As part of a growing effort to improve care for seriously ill children around the country, hospitals and medical-residency programs are looking to enhance what they call "relational care" skills in medical professionals.
Family Reflections: A Thought-Provoking Guide to Getting Help for Children & Youth with Special Needs
Central Massachusetts Partnership, 2005
Designed to supplement traditional resource directories, Family Reflections presents family stories, extracts parents’ concerns and matches them with specific resources in the community.
Also included are guidelines for well-visits and transition at every stage of growth.
Definition and Principles of Family-Centered Care,
including The Role of Cultural Competence in Family-Centered Care
Maternal and Child Health Bureau, Division of Services for Children with Special Health Care Needs, July 2005
This 2-page reference presents a definition of family-centered care that is based on more than 20 years of family and professional dialogue, and is designed to "guide and assist you to infuse professional practice, heighten family expectations, and withstand the test of time and changing environments."
To Show Our Humanness -- Relational and Communicative Competence in Pediatric Palliative Care
Bioethics Forum 18
The communication that occurs among children, parents and healthcare professionals must be grounded in caring and compassionate relationships.
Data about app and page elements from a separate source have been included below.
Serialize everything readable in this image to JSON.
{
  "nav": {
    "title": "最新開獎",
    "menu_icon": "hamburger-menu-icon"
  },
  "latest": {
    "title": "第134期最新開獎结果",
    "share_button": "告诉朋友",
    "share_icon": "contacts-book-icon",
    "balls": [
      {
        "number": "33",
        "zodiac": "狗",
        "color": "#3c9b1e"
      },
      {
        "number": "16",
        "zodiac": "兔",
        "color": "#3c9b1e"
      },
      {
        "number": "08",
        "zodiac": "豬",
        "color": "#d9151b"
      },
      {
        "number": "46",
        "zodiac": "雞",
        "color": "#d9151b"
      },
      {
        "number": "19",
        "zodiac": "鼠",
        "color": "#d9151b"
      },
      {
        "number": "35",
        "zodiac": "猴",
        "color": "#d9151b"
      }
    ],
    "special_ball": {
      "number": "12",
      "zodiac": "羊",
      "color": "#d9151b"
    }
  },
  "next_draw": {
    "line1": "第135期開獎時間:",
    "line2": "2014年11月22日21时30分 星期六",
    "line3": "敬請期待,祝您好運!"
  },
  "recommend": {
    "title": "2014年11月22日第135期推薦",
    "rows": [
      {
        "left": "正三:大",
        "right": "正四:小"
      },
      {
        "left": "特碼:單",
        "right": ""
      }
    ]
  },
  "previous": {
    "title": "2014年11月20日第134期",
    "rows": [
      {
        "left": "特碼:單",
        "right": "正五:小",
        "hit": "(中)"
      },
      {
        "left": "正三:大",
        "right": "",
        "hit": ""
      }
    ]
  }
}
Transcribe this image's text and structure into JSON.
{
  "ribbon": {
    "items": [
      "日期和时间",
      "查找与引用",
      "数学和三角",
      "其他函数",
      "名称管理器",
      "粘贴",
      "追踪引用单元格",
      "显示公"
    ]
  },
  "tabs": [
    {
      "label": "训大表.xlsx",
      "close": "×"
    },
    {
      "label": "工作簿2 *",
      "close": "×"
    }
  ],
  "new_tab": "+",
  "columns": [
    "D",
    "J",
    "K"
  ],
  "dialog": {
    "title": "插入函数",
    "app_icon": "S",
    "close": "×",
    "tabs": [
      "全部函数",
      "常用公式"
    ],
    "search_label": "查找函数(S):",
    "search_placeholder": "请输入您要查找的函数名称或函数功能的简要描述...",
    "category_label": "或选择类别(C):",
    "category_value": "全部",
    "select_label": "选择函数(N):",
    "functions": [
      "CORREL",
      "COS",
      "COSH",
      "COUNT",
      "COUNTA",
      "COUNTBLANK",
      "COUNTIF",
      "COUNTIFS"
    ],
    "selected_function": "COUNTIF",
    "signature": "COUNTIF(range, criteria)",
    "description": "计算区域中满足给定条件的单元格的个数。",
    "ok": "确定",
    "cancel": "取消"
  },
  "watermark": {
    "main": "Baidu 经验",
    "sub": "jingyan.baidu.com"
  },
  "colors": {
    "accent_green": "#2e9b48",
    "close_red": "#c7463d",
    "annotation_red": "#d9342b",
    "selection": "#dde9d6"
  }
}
Author David Browning outlines the skills, knowledge, and attitudes these relationships require of practictioners. While the essay is informed by Browning's experience with end of life care, the lessons drawn from it are just as meaningful in the medical home context.
Directions: Resources for Your Child's Care
Massachusetts Department of Public Health, Second Edition, 2004
This manual is the result of a collaboration between the Massachusetts Department of Public Health and the Alliance for Health Care Improvement, and is designed to help families and providers improve communication and care. Read a descriptive flyer, see a presentation, download an order form, or download the manual from the DPH web site.
Massachusetts Medical Home Network, February 2003
This list of questions was developed to help pediatricians identify unmet needs of children and families, and community resources to address them. Physicians and families are encouraged to discuss these needs during pediatric well-visits.